The Bloodhound case involved some fairly common corporate financings of a startup company. Following a series of issuances of preferred stock over several years, the preferred stockholders both took control of the Bloodhound Technologies board of directors and diluted the equity interest of the common stockholders to less than 1 percent of Bloodhound. The controllers then sold Bloodhound through a merger that gave them almost all of the $82.5 million sale price. The plaintiffs who founded Bloodhound and held only common stock received less than $36,000 when their company was sold.
The plaintiffs' complaint alleged that their interests had been wrongly diluted by the defendants' self-dealing and that the merger denied them a fair share of the value of Bloodhound. The defendants sought to dismiss the complaint on several grounds. Most interesting was the defendants' claim that the merger that eliminated the plaintiffs as stockholders had also eliminated their right to sue because they were asserting only derivative claims. Under settled Delaware law, a cash-out merger eliminates a stockholder's right to bring a derivative claim because only a current stockholder may continue to assert a derivative claim. Indeed, a line of Delaware decisions holds that wrongful-dilution claims that assert that the company sold stock for too little belong only to the entity to assert a derivative claim. The Bloodhound plaintiffs would lose their suit if that old law applied.

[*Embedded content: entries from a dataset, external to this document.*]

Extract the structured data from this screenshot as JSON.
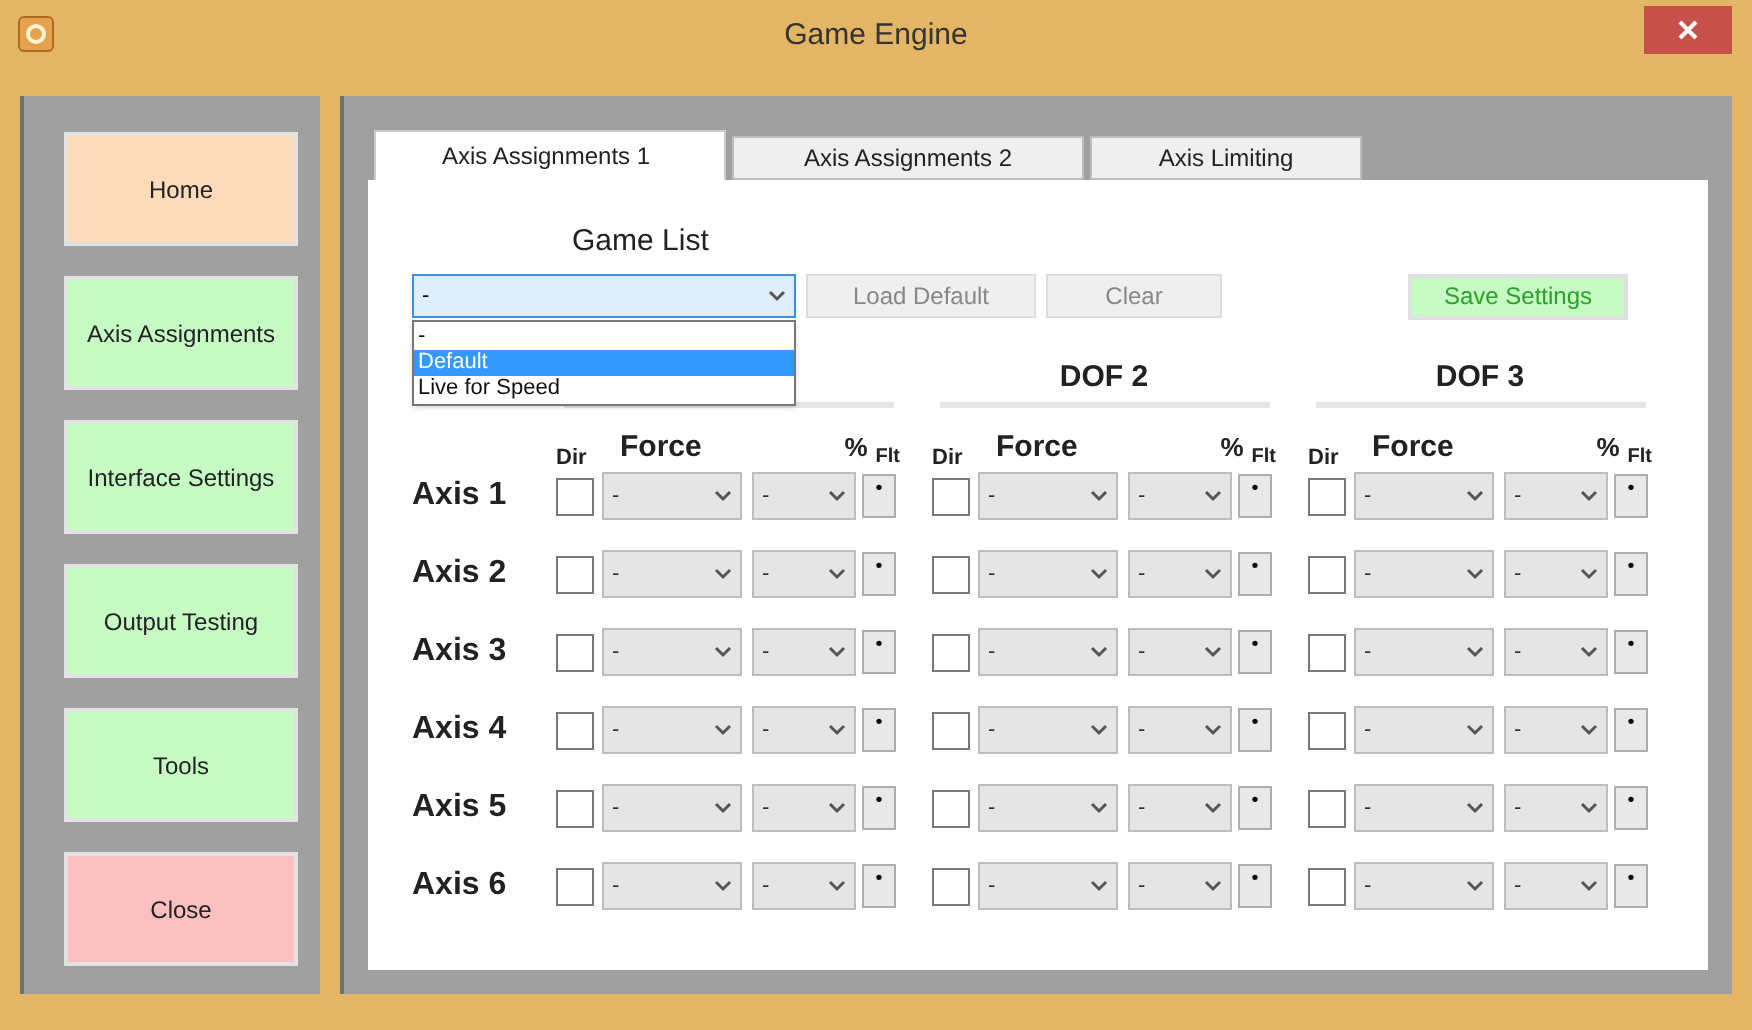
{
  "window": {
    "title": "Game Engine"
  },
  "sidebar": {
    "buttons": [
      {
        "label": "Home",
        "color": "#fddcbb"
      },
      {
        "label": "Axis Assignments",
        "color": "#c6fcc4"
      },
      {
        "label": "Interface Settings",
        "color": "#c6fcc4"
      },
      {
        "label": "Output Testing",
        "color": "#c6fcc4"
      },
      {
        "label": "Tools",
        "color": "#c6fcc4"
      },
      {
        "label": "Close",
        "color": "#fcc0c0"
      }
    ]
  },
  "tabs": [
    {
      "label": "Axis Assignments 1",
      "selected": true
    },
    {
      "label": "Axis Assignments 2",
      "selected": false
    },
    {
      "label": "Axis Limiting",
      "selected": false
    }
  ],
  "game_list": {
    "label": "Game List",
    "value": "-",
    "expanded": true,
    "options": [
      {
        "label": "-",
        "highlighted": false
      },
      {
        "label": "Default",
        "highlighted": true
      },
      {
        "label": "Live for Speed",
        "highlighted": false
      }
    ]
  },
  "buttons": [
    {
      "label": "Load Default",
      "kind": "plain"
    },
    {
      "label": "Clear",
      "kind": "plain"
    },
    {
      "label": "Save Settings",
      "kind": "save"
    }
  ],
  "dof_groups": [
    {
      "columns": [
        "Dir",
        "Force",
        "%",
        "Flt"
      ]
    },
    {
      "heading": "DOF 2",
      "columns": [
        "Dir",
        "Force",
        "%",
        "Flt"
      ]
    },
    {
      "heading": "DOF 3",
      "columns": [
        "Dir",
        "Force",
        "%",
        "Flt"
      ]
    }
  ],
  "axes": [
    {
      "label": "Axis 1",
      "cells": [
        {
          "checked": false,
          "force": "-",
          "percent": "-",
          "flt": "•"
        },
        {
          "checked": false,
          "force": "-",
          "percent": "-",
          "flt": "•"
        },
        {
          "checked": false,
          "force": "-",
          "percent": "-",
          "flt": "•"
        }
      ]
    },
    {
      "label": "Axis 2",
      "cells": [
        {
          "checked": false,
          "force": "-",
          "percent": "-",
          "flt": "•"
        },
        {
          "checked": false,
          "force": "-",
          "percent": "-",
          "flt": "•"
        },
        {
          "checked": false,
          "force": "-",
          "percent": "-",
          "flt": "•"
        }
      ]
    },
    {
      "label": "Axis 3",
      "cells": [
        {
          "checked": false,
          "force": "-",
          "percent": "-",
          "flt": "•"
        },
        {
          "checked": false,
          "force": "-",
          "percent": "-",
          "flt": "•"
        },
        {
          "checked": false,
          "force": "-",
          "percent": "-",
          "flt": "•"
        }
      ]
    },
    {
      "label": "Axis 4",
      "cells": [
        {
          "checked": false,
          "force": "-",
          "percent": "-",
          "flt": "•"
        },
        {
          "checked": false,
          "force": "-",
          "percent": "-",
          "flt": "•"
        },
        {
          "checked": false,
          "force": "-",
          "percent": "-",
          "flt": "•"
        }
      ]
    },
    {
      "label": "Axis 5",
      "cells": [
        {
          "checked": false,
          "force": "-",
          "percent": "-",
          "flt": "•"
        },
        {
          "checked": false,
          "force": "-",
          "percent": "-",
          "flt": "•"
        },
        {
          "checked": false,
          "force": "-",
          "percent": "-",
          "flt": "•"
        }
      ]
    },
    {
      "label": "Axis 6",
      "cells": [
        {
          "checked": false,
          "force": "-",
          "percent": "-",
          "flt": "•"
        },
        {
          "checked": false,
          "force": "-",
          "percent": "-",
          "flt": "•"
        },
        {
          "checked": false,
          "force": "-",
          "percent": "-",
          "flt": "•"
        }
      ]
    }
  ]
}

However, in a detailed analysis, the Delaware Court of Chancery held that the plaintiffs had the right to sue directly for the loss in value they suffered by the dilution and the subsequent merger. Because the plaintiffs did not allege only derivative claims, their complaint survived the defendants' motion to dismiss. In reaching this result, the Court of Chancery may have significantly expanded stockholder rights in two ways.
First, prior dilution claims were generally considered direct and not derivative claims only when a majority or controlling stockholder caused the dilution to benefit himself or herself. At least that seemed to be the holding of the Delaware Supreme Court in Gentile v. Rossette, 906 A.2d 91 (Del. 2006).
The Bloodhound decision effectively removes that "controller" requirement and may permit direct suits for dilution when corporate insiders participate in the dilution of other stockholders' equity. At the very least, when the transaction is not approved by a disinterested and independent board majority, a direct claim may be brought. The key element is whether corporate insiders were in a position to benefit themselves and took that opportunity. Thus, stock issuances to third parties or in an employee compensation plan may still only be challenged in a derivative complaint.
In addition to the typical dilution claim, Bloodhound also expanded the rights of stockholders to attack the terms of a merger they contend has wrongly diverted merger consideration to management. Previously, claims alleging insiders obtained unfair benefits in a merger were often considered derivative claims, at least when the insider benefits did not make the total merger consideration unfair. The prior case law on this issue was, at best, confusing. After a detailed review of those prior decisions, the Bloodhound decision upholds the right of a stockholder to bring a direct claim alleging improper diversion of merger consideration to insiders, even if the total merger price is fair. Hence, such claims may survive the merger. It remains to be seen if all such diversion claims will survive, however. The Bloodhound court was careful to point out that the funds allegedly diverted to management were a substantial part of the total price paid for the company.
In short, the Bloodhound case has more than just a colorful name. It may well change Delaware law by permitting direct stockholder claims that avoid the pitfalls of derivative litigation. While Bloodhound's actual impact will be determined by later cases, it is likely to lead to more litigation alleging insiders have taken for themselves what belongs to all stockholders.